*FALL CANYON — The most noted of all canyons in Death Valley due to its stunning narrows and relative ease of access. At three miles a dry blocks your progress. It can by bypassed if you are a seasoned scrambler by doubling back. If you haven’t done bypass scrambling before, don’t do it. It is a lot easier to get up than down.
*TITUS CANYON ROAD — A 26-mile one way road requiring high clearance 2-wheel drive or 4-wheel drive. There are some sketchy parts with steep grades and heart-stopping drop-offs coupled with loose gravel. This takes you to several good hiking starting points as well as past the mining town of Leadfield before you start descending down Titus Canyon where you can see how the forces of nature molded the earth.
*UBEHEBE CRATER — A one mile waling loop to the meteor created crater. You can take a strenuous quarter mile hike down 500 feet into the crater’s floor.
*WILDROSE PEAK — Although Telescope Peak is the tallest, snow this time of year makes Wildrose Peak — an 8.4 mile roundtrip to 9,064 feet — more doable.
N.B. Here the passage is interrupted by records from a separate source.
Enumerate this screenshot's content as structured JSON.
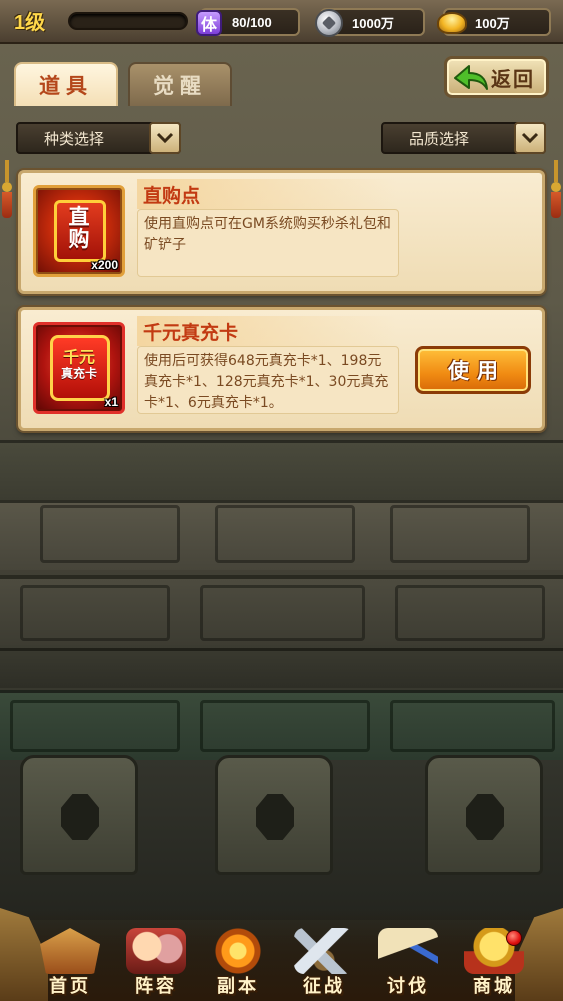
{
  "top_bar": {
    "level": "1级",
    "stamina_icon_text": "体",
    "stamina": "80/100",
    "silver": "1000万",
    "gold": "100万"
  },
  "tabs": [
    {
      "label": "道具",
      "active": true
    },
    {
      "label": "觉醒",
      "active": false
    }
  ],
  "return_button": {
    "label": "返回"
  },
  "filters": {
    "type": "种类选择",
    "quality": "品质选择"
  },
  "items": [
    {
      "icon_text": "直购",
      "quantity": "x200",
      "name": "直购点",
      "description": "使用直购点可在GM系统购买秒杀礼包和矿铲子"
    },
    {
      "icon_text_main": "千元",
      "icon_text_sub": "真充卡",
      "quantity": "x1",
      "name": "千元真充卡",
      "description": "使用后可获得648元真充卡*1、198元真充卡*1、128元真充卡*1、30元真充卡*1、6元真充卡*1。",
      "action_label": "使用"
    }
  ],
  "bottom_nav": [
    {
      "label": "首页",
      "icon": "home-icon"
    },
    {
      "label": "阵容",
      "icon": "team-icon"
    },
    {
      "label": "副本",
      "icon": "instance-icon"
    },
    {
      "label": "征战",
      "icon": "campaign-icon"
    },
    {
      "label": "讨伐",
      "icon": "crusade-icon"
    },
    {
      "label": "商城",
      "icon": "shop-icon"
    }
  ],
  "colors": {
    "title_red": "#c23a12",
    "use_button_orange": "#f08a12",
    "level_yellow": "#ffd84a"
  }
}
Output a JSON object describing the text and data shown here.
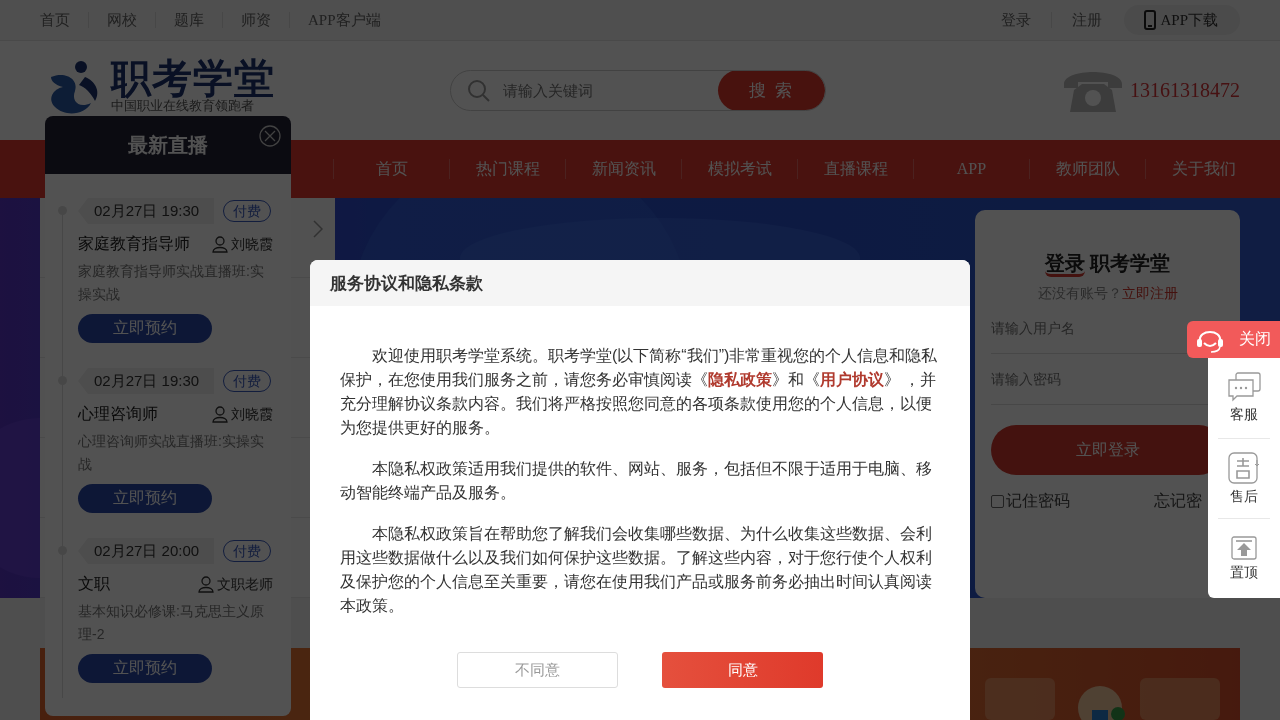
{
  "top_bar": {
    "left_links": [
      "首页",
      "网校",
      "题库",
      "师资",
      "APP客户端"
    ],
    "right_links": [
      "登录",
      "注册"
    ],
    "app_download": "APP下载"
  },
  "header": {
    "logo_name": "职考学堂",
    "logo_tagline": "中国职业在线教育领跑者",
    "search": {
      "placeholder": "请输入关键词",
      "button": "搜 索"
    },
    "phone": "13161318472"
  },
  "nav": [
    "首页",
    "热门课程",
    "新闻资讯",
    "模拟考试",
    "直播课程",
    "APP",
    "教师团队",
    "关于我们"
  ],
  "login_card": {
    "title_highlight": "登录",
    "title_rest": "职考学堂",
    "signup_prompt": "还没有账号？",
    "signup_link": "立即注册",
    "username_placeholder": "请输入用户名",
    "password_placeholder": "请输入密码",
    "submit": "立即登录",
    "remember": {
      "label": "记住密码",
      "checked": false
    },
    "forgot": "忘记密"
  },
  "live_panel": {
    "title": "最新直播",
    "items": [
      {
        "time": "02月27日 19:30",
        "badge": "付费",
        "course": "家庭教育指导师",
        "teacher": "刘晓霞",
        "description": "家庭教育指导师实战直播班:实操实战",
        "button": "立即预约"
      },
      {
        "time": "02月27日 19:30",
        "badge": "付费",
        "course": "心理咨询师",
        "teacher": "刘晓霞",
        "description": "心理咨询师实战直播班:实操实战",
        "button": "立即预约"
      },
      {
        "time": "02月27日 20:00",
        "badge": "付费",
        "course": "文职",
        "teacher": "文职老师",
        "description": "基本知识必修课:马克思主义原理-2",
        "button": "立即预约"
      }
    ]
  },
  "privacy_dialog": {
    "title": "服务协议和隐私条款",
    "paragraphs": [
      [
        {
          "kind": "text",
          "text": "欢迎使用职考学堂系统。职考学堂(以下简称“我们”)非常重视您的个人信息和隐私保护，在您使用我们服务之前，请您务必审慎阅读《"
        },
        {
          "kind": "link",
          "text": "隐私政策"
        },
        {
          "kind": "text",
          "text": "》和《"
        },
        {
          "kind": "link",
          "text": "用户协议"
        },
        {
          "kind": "text",
          "text": "》 ，并充分理解协议条款内容。我们将严格按照您同意的各项条款使用您的个人信息，以便为您提供更好的服务。"
        }
      ],
      [
        {
          "kind": "text",
          "text": "本隐私权政策适用我们提供的软件、网站、服务，包括但不限于适用于电脑、移动智能终端产品及服务。"
        }
      ],
      [
        {
          "kind": "text",
          "text": "本隐私权政策旨在帮助您了解我们会收集哪些数据、为什么收集这些数据、会利用这些数据做什么以及我们如何保护这些数据。了解这些内容，对于您行使个人权利及保护您的个人信息至关重要，请您在使用我们产品或服务前务必抽出时间认真阅读本政策。"
        }
      ]
    ],
    "buttons": [
      {
        "label": "不同意",
        "kind": "secondary"
      },
      {
        "label": "同意",
        "kind": "primary"
      }
    ]
  },
  "side_float": {
    "close": "关闭",
    "items": [
      {
        "label": "客服",
        "kind": "chat"
      },
      {
        "label": "售后",
        "kind": "aftersale"
      },
      {
        "label": "置顶",
        "kind": "top"
      }
    ]
  }
}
There are spectacular views at the football field sized summit including Mt. Whitney and the Sierra to the east. You start at the Charcoal Kilns. Miners built them from stone to create charcoal from trees that they in turned used in the process to separate ore from rock.
*DARWIN FALLS — After you drive down a 2.5 mile dirt road. it’s a little over a mile hike to see a desert oasis.
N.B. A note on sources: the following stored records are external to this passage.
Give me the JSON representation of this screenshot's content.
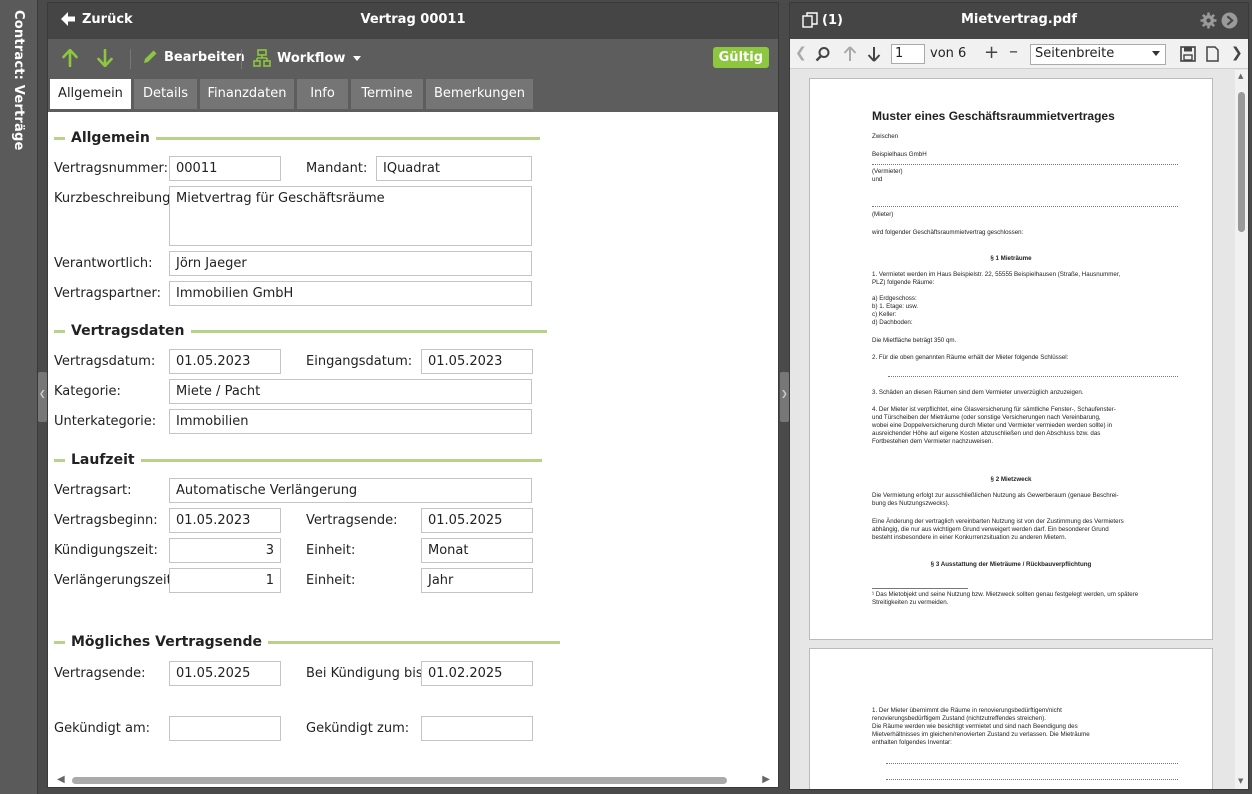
{
  "sidebar": {
    "label": "Contract: Verträge"
  },
  "main": {
    "back_label": "Zurück",
    "title": "Vertrag 00011",
    "toolbar": {
      "edit_label": "Bearbeiten",
      "workflow_label": "Workflow",
      "status_badge": "Gültig"
    },
    "tabs": [
      {
        "label": "Allgemein",
        "active": true
      },
      {
        "label": "Details"
      },
      {
        "label": "Finanzdaten"
      },
      {
        "label": "Info"
      },
      {
        "label": "Termine"
      },
      {
        "label": "Bemerkungen"
      }
    ],
    "sections": {
      "allgemein": "Allgemein",
      "vertragsdaten": "Vertragsdaten",
      "laufzeit": "Laufzeit",
      "ende": "Mögliches Vertragsende"
    },
    "labels": {
      "vertragsnummer": "Vertragsnummer:",
      "mandant": "Mandant:",
      "kurzbeschreibung": "Kurzbeschreibung:",
      "verantwortlich": "Verantwortlich:",
      "vertragspartner": "Vertragspartner:",
      "vertragsdatum": "Vertragsdatum:",
      "eingangsdatum": "Eingangsdatum:",
      "kategorie": "Kategorie:",
      "unterkategorie": "Unterkategorie:",
      "vertragsart": "Vertragsart:",
      "vertragsbeginn": "Vertragsbeginn:",
      "vertragsende": "Vertragsende:",
      "kuendigungszeit": "Kündigungszeit:",
      "einheit": "Einheit:",
      "verlaengerungszeit": "Verlängerungszeit:",
      "einheit2": "Einheit:",
      "vertragsende2": "Vertragsende:",
      "bei_kuendigung": "Bei Kündigung bis:",
      "gekuendigt_am": "Gekündigt am:",
      "gekuendigt_zum": "Gekündigt zum:"
    },
    "values": {
      "vertragsnummer": "00011",
      "mandant": "IQuadrat",
      "kurzbeschreibung": "Mietvertrag für Geschäftsräume",
      "verantwortlich": "Jörn Jaeger",
      "vertragspartner": "Immobilien GmbH",
      "vertragsdatum": "01.05.2023",
      "eingangsdatum": "01.05.2023",
      "kategorie": "Miete / Pacht",
      "unterkategorie": "Immobilien",
      "vertragsart": "Automatische Verlängerung",
      "vertragsbeginn": "01.05.2023",
      "vertragsende": "01.05.2025",
      "kuendigungszeit": "3",
      "einheit": "Monat",
      "verlaengerungszeit": "1",
      "einheit2": "Jahr",
      "vertragsende2": "01.05.2025",
      "bei_kuendigung": "01.02.2025",
      "gekuendigt_am": "",
      "gekuendigt_zum": ""
    }
  },
  "pdf": {
    "attachment_count": "(1)",
    "filename": "Mietvertrag.pdf",
    "page_value": "1",
    "page_of": "von 6",
    "zoom_value": "Seitenbreite",
    "page1": {
      "title": "Muster eines Geschäftsraummietvertrages",
      "l1": "Zwischen",
      "l2": "Beispielhaus GmbH",
      "l3": "(Vermieter)",
      "l4": "und",
      "l5": "(Mieter)",
      "l6": "wird folgender Geschäftsraummietvertrag geschlossen:",
      "h1": "§ 1 Mieträume",
      "p1a": "1.     Vermietet werden im Haus Beispielstr. 22, 55555 Beispielhausen (Straße, Hausnummer,",
      "p1b": "        PLZ) folgende Räume:",
      "p1c": "        a) Erdgeschoss:",
      "p1d": "        b) 1. Etage:                                   usw.",
      "p1e": "        c) Keller:",
      "p1f": "        d) Dachboden:",
      "p1g": "        Die Mietfläche beträgt 350 qm.",
      "p2": "2.     Für die oben genannten Räume erhält der Mieter folgende Schlüssel:",
      "p3": "3.     Schäden an diesen Räumen sind dem Vermieter unverzüglich anzuzeigen.",
      "p4a": "4.     Der Mieter ist verpflichtet, eine Glasversicherung für sämtliche Fenster-, Schaufenster-",
      "p4b": "        und Türscheiben der Mieträume (oder sonstige Versicherungen nach Vereinbarung,",
      "p4c": "        wobei eine Doppelversicherung durch Mieter und Vermieter vermieden werden sollte) in",
      "p4d": "        ausreichender Höhe auf eigene Kosten abzuschließen und den Abschluss bzw. das",
      "p4e": "        Fortbestehen dem Vermieter nachzuweisen.",
      "h2": "§ 2 Mietzweck",
      "q1a": "Die Vermietung erfolgt zur ausschließlichen Nutzung als Gewerberaum (genaue Beschrei-",
      "q1b": "bung des Nutzungszwecks).",
      "q2a": "Eine Änderung der vertraglich vereinbarten Nutzung ist von der Zustimmung des Vermieters",
      "q2b": "abhängig, die nur aus wichtigem Grund verweigert werden darf. Ein besonderer Grund",
      "q2c": "besteht insbesondere in einer Konkurrenzsituation zu anderen Mietern.",
      "h3": "§ 3 Ausstattung der Mieträume / Rückbauverpflichtung",
      "fn1": "¹ Das Mietobjekt und seine Nutzung bzw. Mietzweck sollten genau festgelegt werden, um spätere",
      "fn2": "   Streitigkeiten zu vermeiden."
    },
    "page2": {
      "a": "1.     Der     Mieter     übernimmt     die     Räume     in     renovierungsbedürftigem/nicht",
      "b": "        renovierungsbedürftigem Zustand (nichtzutreffendes streichen).",
      "c": "        Die   Räume   werden   wie   besichtigt   vermietet   und   sind   nach   Beendigung   des",
      "d": "        Mietverhältnisses im gleichen/renovierten Zustand zu verlassen. Die Mieträume",
      "e": "        enthalten folgendes Inventar:"
    }
  }
}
*GOLDEN CANYON TRAIL: The colorful badlands connects to Zabriske Point for a six mile round trip or you can keep it at two miles and stay in the Golden Canyon area and take in Red Cathedral as well.
*BADWATER: This is the lowest spot in the Western Hemisphere (actually several miles to the west at 282 feet below sea level. Some 24 miles away is Telescope Peak at 11,049 feet. Hikers that go between the two points cover the quickest gain of elevation in terms of distance anywhere in North America.
*DANTE’S VIEW: At 5,476 feet Dante’s View is on the north side of Coffin Peak in the Funeral Mountains more than a mile almost straight above the Badwater parking lot. You can drive to the top but not the last quarter mile if you have an RV. The grade exceeds 17 percent as my quads remind me the last time I bicycled it. The top can get a bit windy. In fact a glass observation building built there in the 1920s for tourists didn’t last long.
ARTIST’S DRIVE: A one-way drive to Artist’s Palette with its rainbow of rock colors.
RHOLTYE: Just east of Death Valley, this ghost town is impressive given the railroad station built more than 100 years ago cost over $1 million back then. There were numerus banks and newspapers as well. Its biggest attraction today is arguably the house built from beer bottles.
Scotty’s Castle is still undergoing renovations after a flash flood send a wall of four feet of mud down Grapevine Canyon in the fall of 2015. When it reopens, the winter ranch of a Chicago insurance tycoon that was built in the early 20th century is well worth the time to see.
That’s just the tip of the iceberg of popular spots. The great thing about Death Valley are the endless spots you can explore that are off the beaten path.
Just a couple of things to keep in mind. Don’t rely on global positioning systems in Death Valley. Take plenty of water with you. Tell people where you are going and check in with them when you get back. And — most important of all — even though it can be a harsh environment it is fragile and has been millions of years in the making. There is literally no other place like it in earth and it is less than an eight hour drive from the 209.
To contact Dennis Wyatt, email firstname.lastname@example.org